It's time frames like that that make me ever so pleased we rushed the completion date forward, and missed out on the (three grand) cheaper stamp duty by 10 days.
However, it's given me plenty of time to play around with ideas in my head for the log burner install. I was toying with ideas and options, and wasn't completely set on which route to go down - the self install, or leaving it to a professional.
In my web travels I'd come across the stove fitters manual and spent many an hour sat on the sofa, 'running through in my head' the concepts and ideas needed to go down the self install route. I must give the majority of credit to Julian and his website, because it really is a comprehensive instructional write up of what's needed for each of the various stages of the log burner install. It also has plenty of links to the building regs (which are not only legal requirements, but safety points too). From here on it shall be referred to as 'The Bible o' Fire'
In contrast to this, THIS write up is simply a form of documentation of what I did, the laughs I had, and the hopes and dreams that were realised...by all means follow my lead, but don't take my advice as that of a professional!!
Why go down the self install route?? Well, it's a little bit to do with saving money - this route has saved me at least £700 - £1000, even getting BR to sign it off at the end. but it's mostly to do with learning new skills and using m'noggin. I really enjoy reading technical manuals and such, and learning and utilising new skills (even if I never use them again) is what makes me buzz!
Smashing out the crappy old fireplace.
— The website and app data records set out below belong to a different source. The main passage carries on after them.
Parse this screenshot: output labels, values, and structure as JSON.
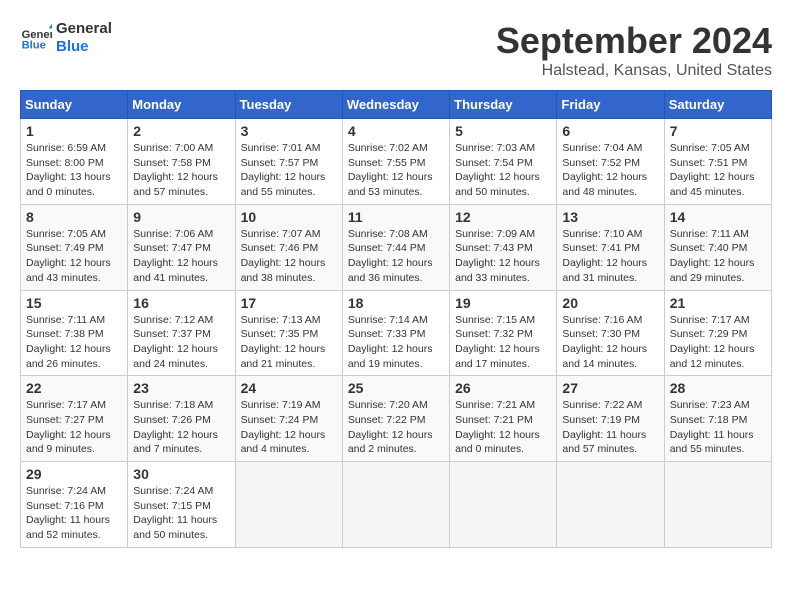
{
  "header": {
    "logo_general": "General",
    "logo_blue": "Blue",
    "month": "September 2024",
    "location": "Halstead, Kansas, United States"
  },
  "weekdays": [
    "Sunday",
    "Monday",
    "Tuesday",
    "Wednesday",
    "Thursday",
    "Friday",
    "Saturday"
  ],
  "weeks": [
    [
      {
        "day": 1,
        "info": "Sunrise: 6:59 AM\nSunset: 8:00 PM\nDaylight: 13 hours\nand 0 minutes."
      },
      {
        "day": 2,
        "info": "Sunrise: 7:00 AM\nSunset: 7:58 PM\nDaylight: 12 hours\nand 57 minutes."
      },
      {
        "day": 3,
        "info": "Sunrise: 7:01 AM\nSunset: 7:57 PM\nDaylight: 12 hours\nand 55 minutes."
      },
      {
        "day": 4,
        "info": "Sunrise: 7:02 AM\nSunset: 7:55 PM\nDaylight: 12 hours\nand 53 minutes."
      },
      {
        "day": 5,
        "info": "Sunrise: 7:03 AM\nSunset: 7:54 PM\nDaylight: 12 hours\nand 50 minutes."
      },
      {
        "day": 6,
        "info": "Sunrise: 7:04 AM\nSunset: 7:52 PM\nDaylight: 12 hours\nand 48 minutes."
      },
      {
        "day": 7,
        "info": "Sunrise: 7:05 AM\nSunset: 7:51 PM\nDaylight: 12 hours\nand 45 minutes."
      }
    ],
    [
      {
        "day": 8,
        "info": "Sunrise: 7:05 AM\nSunset: 7:49 PM\nDaylight: 12 hours\nand 43 minutes."
      },
      {
        "day": 9,
        "info": "Sunrise: 7:06 AM\nSunset: 7:47 PM\nDaylight: 12 hours\nand 41 minutes."
      },
      {
        "day": 10,
        "info": "Sunrise: 7:07 AM\nSunset: 7:46 PM\nDaylight: 12 hours\nand 38 minutes."
      },
      {
        "day": 11,
        "info": "Sunrise: 7:08 AM\nSunset: 7:44 PM\nDaylight: 12 hours\nand 36 minutes."
      },
      {
        "day": 12,
        "info": "Sunrise: 7:09 AM\nSunset: 7:43 PM\nDaylight: 12 hours\nand 33 minutes."
      },
      {
        "day": 13,
        "info": "Sunrise: 7:10 AM\nSunset: 7:41 PM\nDaylight: 12 hours\nand 31 minutes."
      },
      {
        "day": 14,
        "info": "Sunrise: 7:11 AM\nSunset: 7:40 PM\nDaylight: 12 hours\nand 29 minutes."
      }
    ],
    [
      {
        "day": 15,
        "info": "Sunrise: 7:11 AM\nSunset: 7:38 PM\nDaylight: 12 hours\nand 26 minutes."
      },
      {
        "day": 16,
        "info": "Sunrise: 7:12 AM\nSunset: 7:37 PM\nDaylight: 12 hours\nand 24 minutes."
      },
      {
        "day": 17,
        "info": "Sunrise: 7:13 AM\nSunset: 7:35 PM\nDaylight: 12 hours\nand 21 minutes."
      },
      {
        "day": 18,
        "info": "Sunrise: 7:14 AM\nSunset: 7:33 PM\nDaylight: 12 hours\nand 19 minutes."
      },
      {
        "day": 19,
        "info": "Sunrise: 7:15 AM\nSunset: 7:32 PM\nDaylight: 12 hours\nand 17 minutes."
      },
      {
        "day": 20,
        "info": "Sunrise: 7:16 AM\nSunset: 7:30 PM\nDaylight: 12 hours\nand 14 minutes."
      },
      {
        "day": 21,
        "info": "Sunrise: 7:17 AM\nSunset: 7:29 PM\nDaylight: 12 hours\nand 12 minutes."
      }
    ],
    [
      {
        "day": 22,
        "info": "Sunrise: 7:17 AM\nSunset: 7:27 PM\nDaylight: 12 hours\nand 9 minutes."
      },
      {
        "day": 23,
        "info": "Sunrise: 7:18 AM\nSunset: 7:26 PM\nDaylight: 12 hours\nand 7 minutes."
      },
      {
        "day": 24,
        "info": "Sunrise: 7:19 AM\nSunset: 7:24 PM\nDaylight: 12 hours\nand 4 minutes."
      },
      {
        "day": 25,
        "info": "Sunrise: 7:20 AM\nSunset: 7:22 PM\nDaylight: 12 hours\nand 2 minutes."
      },
      {
        "day": 26,
        "info": "Sunrise: 7:21 AM\nSunset: 7:21 PM\nDaylight: 12 hours\nand 0 minutes."
      },
      {
        "day": 27,
        "info": "Sunrise: 7:22 AM\nSunset: 7:19 PM\nDaylight: 11 hours\nand 57 minutes."
      },
      {
        "day": 28,
        "info": "Sunrise: 7:23 AM\nSunset: 7:18 PM\nDaylight: 11 hours\nand 55 minutes."
      }
    ],
    [
      {
        "day": 29,
        "info": "Sunrise: 7:24 AM\nSunset: 7:16 PM\nDaylight: 11 hours\nand 52 minutes."
      },
      {
        "day": 30,
        "info": "Sunrise: 7:24 AM\nSunset: 7:15 PM\nDaylight: 11 hours\nand 50 minutes."
      },
      null,
      null,
      null,
      null,
      null
    ]
  ]
}
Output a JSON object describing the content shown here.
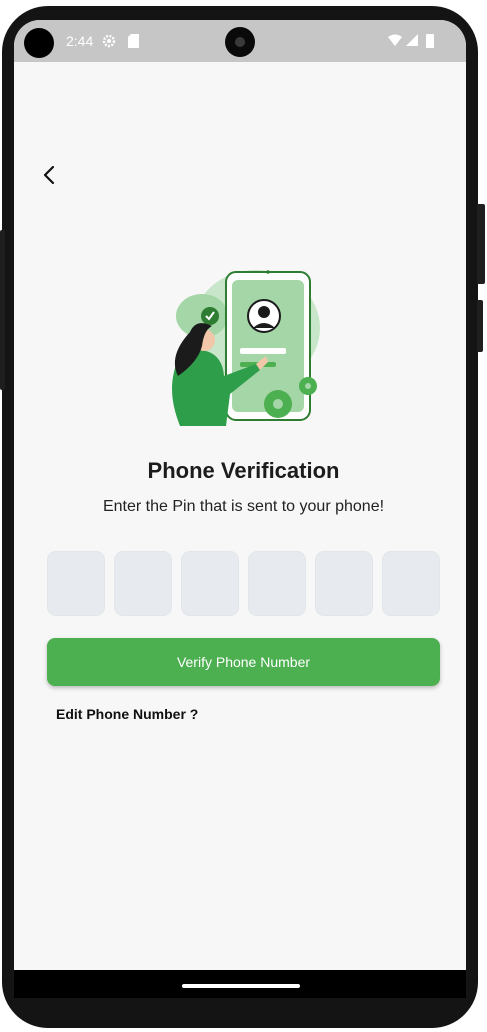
{
  "status_bar": {
    "time": "2:44",
    "icons": [
      "settings-gear-icon",
      "sd-card-icon",
      "wifi-icon",
      "cell-signal-icon",
      "battery-icon"
    ]
  },
  "navigation": {
    "back_icon": "chevron-left-icon"
  },
  "illustration": {
    "icon": "phone-verification-illustration",
    "accent": "#4caf50"
  },
  "content": {
    "title": "Phone Verification",
    "subtitle": "Enter the Pin that is sent to your phone!"
  },
  "pin": {
    "digits": [
      "",
      "",
      "",
      "",
      "",
      ""
    ]
  },
  "actions": {
    "verify_label": "Verify Phone Number",
    "edit_label": "Edit Phone Number ?"
  },
  "colors": {
    "accent": "#4caf50",
    "pin_box": "#e7ebef",
    "background": "#f7f7f7",
    "status_bar": "#c6c6c6"
  }
}
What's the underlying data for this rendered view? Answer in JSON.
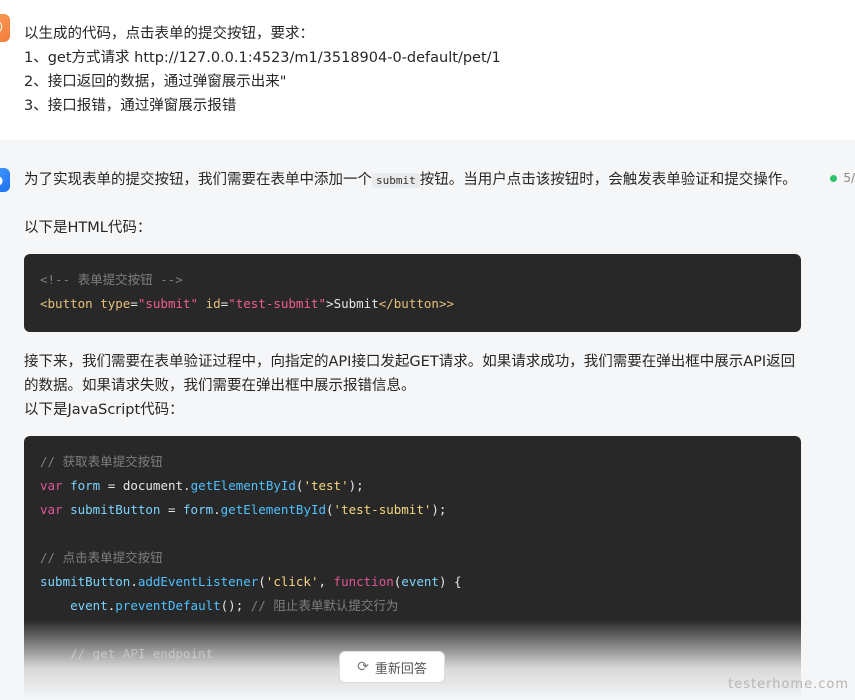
{
  "user": {
    "lines": [
      "以生成的代码，点击表单的提交按钮，要求：",
      "1、get方式请求 http://127.0.0.1:4523/m1/3518904-0-default/pet/1",
      "2、接口返回的数据，通过弹窗展示出来\"",
      "3、接口报错，通过弹窗展示报错"
    ]
  },
  "assistant": {
    "page_indicator": "5/",
    "intro_before_code": "为了实现表单的提交按钮，我们需要在表单中添加一个",
    "intro_inline_code": "submit",
    "intro_after_code": "按钮。当用户点击该按钮时，会触发表单验证和提交操作。",
    "html_heading": "以下是HTML代码：",
    "html_code": {
      "comment": "<!-- 表单提交按钮 -->",
      "open_tag": "<button",
      "attr_type": "type",
      "val_type": "\"submit\"",
      "attr_id": "id",
      "val_id": "\"test-submit\"",
      "inner": ">Submit",
      "close_tag": "</button>"
    },
    "para2": "接下来，我们需要在表单验证过程中，向指定的API接口发起GET请求。如果请求成功，我们需要在弹出框中展示API返回的数据。如果请求失败，我们需要在弹出框中展示报错信息。",
    "js_heading": "以下是JavaScript代码：",
    "js_code": {
      "c1": "// 获取表单提交按钮",
      "var": "var",
      "form": "form",
      "eq": "=",
      "document": "document",
      "getById": "getElementById",
      "s_test": "'test'",
      "submitButton": "submitButton",
      "s_test_submit": "'test-submit'",
      "c2": "// 点击表单提交按钮",
      "addEventListener": "addEventListener",
      "s_click": "'click'",
      "function": "function",
      "event": "event",
      "preventDefault": "preventDefault",
      "c3": "// 阻止表单默认提交行为",
      "c4": "// get API endpoint"
    },
    "regenerate_label": "重新回答"
  },
  "watermark": "testerhome.com"
}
The Bible suggests that behind most 'aesthetic' fireplaces is a traditional 'builder's fireplace'. It's this larger fireplace you want to get back to.
Tools needed include:
- Cold chisels (luke warm will suffice)
- SDS drill
- Cheeky ambulance-man come chimney sweep
- open fire, hence the charred and chipped lintel
- gas fire, hence the gas pipe
- more recently, an electric fire
Then I filled in the recess in the floor using cement mix, so as to level it all out.
Also, the lintel was looking terrible, so this was removed, and replaced with a standard 100x60 concrete lintel. Not only did this look neater, it gained a 'bricksworth' (official measure) of height:
Lining the fireplace
I really wanted a neat and tidy look to our opening, so opted to line it with Hardibacker 12mm cement board. Off the top of my head this was about 13 quid a sheet from Travis Perkins. Measure up, use maths, and work out how many boards you'll need.
The Hardie website suggests using a 'scoring tool' to cut the board. This was crap. I suggest using a 9" disc cutting tool. This was terrifying, but more effective.
Our opening wasn't perfectly square - I wasn't that fussed and could try to straighten out the sides with differing thickness of the dry liner adhesive.
That's pretty much the lining taken care of. It's going the be a bit 'stagey' from now on, as I want to get the plastering done BEFORE I lay the hearth, and I can't actually put the fireplace in until the hearth is laid.
This is one of the reasons I'm going down the self-install route - I can pop in and spend an hour or two doing each 'stage' as it needs to take place, rather than have a chap in to do it all in one or two days.
The flue work, as you'll see below, isn't completely straight forward!
The flue 'stuff'
But as you can see from this fairly subtle 'spot the difference', we've got an issue with that...
This was always the intention, rather than shoddy building work!
We're having a full span dormer on the rear, and the chimney would take up too much internal space or require us to have two dormers.
The easiest option was to simply take the chimney down, and create a new one with a twin-wall flue. I drew up a rough idea of what I'd be after, and sent this to a few local and on-line flue supply companies for quotes for all the gubbins:
Here are some pictures of what we're left with in the loft, as well as a few quick snaps of the loft space taking shape.
I'll update the blog over the next few weeks as I do the next few stages, which will likely include:
- Lining the chimney
- Creating the twin-wall stack
- Fitting the fire
- Lighting the fire
- Calling the fire brigade
- The insurance claim etc etc ;-)